I would very much miss using my collectors’ corkscrew from Chateau Laguiole and that wonderful, festive sound as the cork pops from its bottle, but I don’t foresee the demise of natural cork in the near future. The cork offers tradition and a proven track record. This debate will likely stay alive and strong.

I also believe screw caps are here to stay and I predict they’ll continue to permeate the wine market even as studies and research in this debate carry on. However, doesn’t it all seem rather silly, considering we, as consumers, are fine with screw caps for premium scotch and vodka?
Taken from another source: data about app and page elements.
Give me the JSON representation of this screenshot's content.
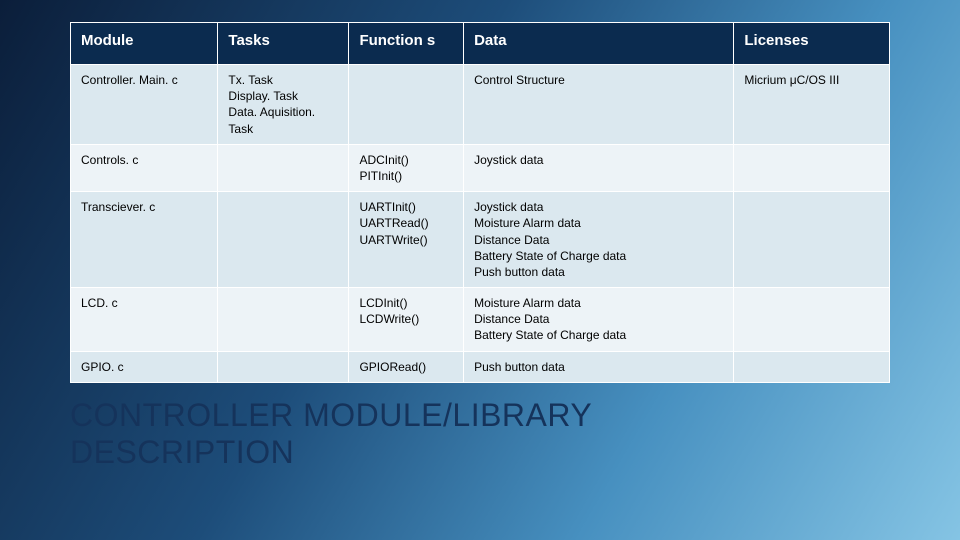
{
  "title_line1": "CONTROLLER MODULE/LIBRARY",
  "title_line2": "DESCRIPTION",
  "headers": {
    "module": "Module",
    "tasks": "Tasks",
    "functions": "Function s",
    "data": "Data",
    "licenses": "Licenses"
  },
  "rows": [
    {
      "module": "Controller. Main. c",
      "tasks": "Tx. Task\nDisplay. Task\nData. Aquisition. Task",
      "functions": "",
      "data": "Control Structure",
      "licenses": "Micrium μC/OS III"
    },
    {
      "module": "Controls. c",
      "tasks": "",
      "functions": "ADCInit()\nPITInit()",
      "data": "Joystick data",
      "licenses": ""
    },
    {
      "module": "Transciever. c",
      "tasks": "",
      "functions": "UARTInit()\nUARTRead()\nUARTWrite()",
      "data": "Joystick data\nMoisture Alarm data\nDistance Data\nBattery State of Charge data\nPush button data",
      "licenses": ""
    },
    {
      "module": "LCD. c",
      "tasks": "",
      "functions": "LCDInit()\nLCDWrite()",
      "data": "Moisture Alarm data\nDistance Data\nBattery State of Charge data",
      "licenses": ""
    },
    {
      "module": "GPIO. c",
      "tasks": "",
      "functions": "GPIORead()",
      "data": "Push button data",
      "licenses": ""
    }
  ]
}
Also, with the screw cap, it doesn’t matter how you store your wine — neck up, neck down or laying on its side — the bottle will age just the same.

The screw cap is one of the most significant pieces of technical evolution that the wine industry has faced since glass bottles were introduced more than 200 years ago (before this, wine was sold by the barrel). In a field as filled with tradition as wine-making, it’s going to take some time.

Kate Murphy is the wine writer for the Quad City Times. She can be reached at kate.murphy@lee.net.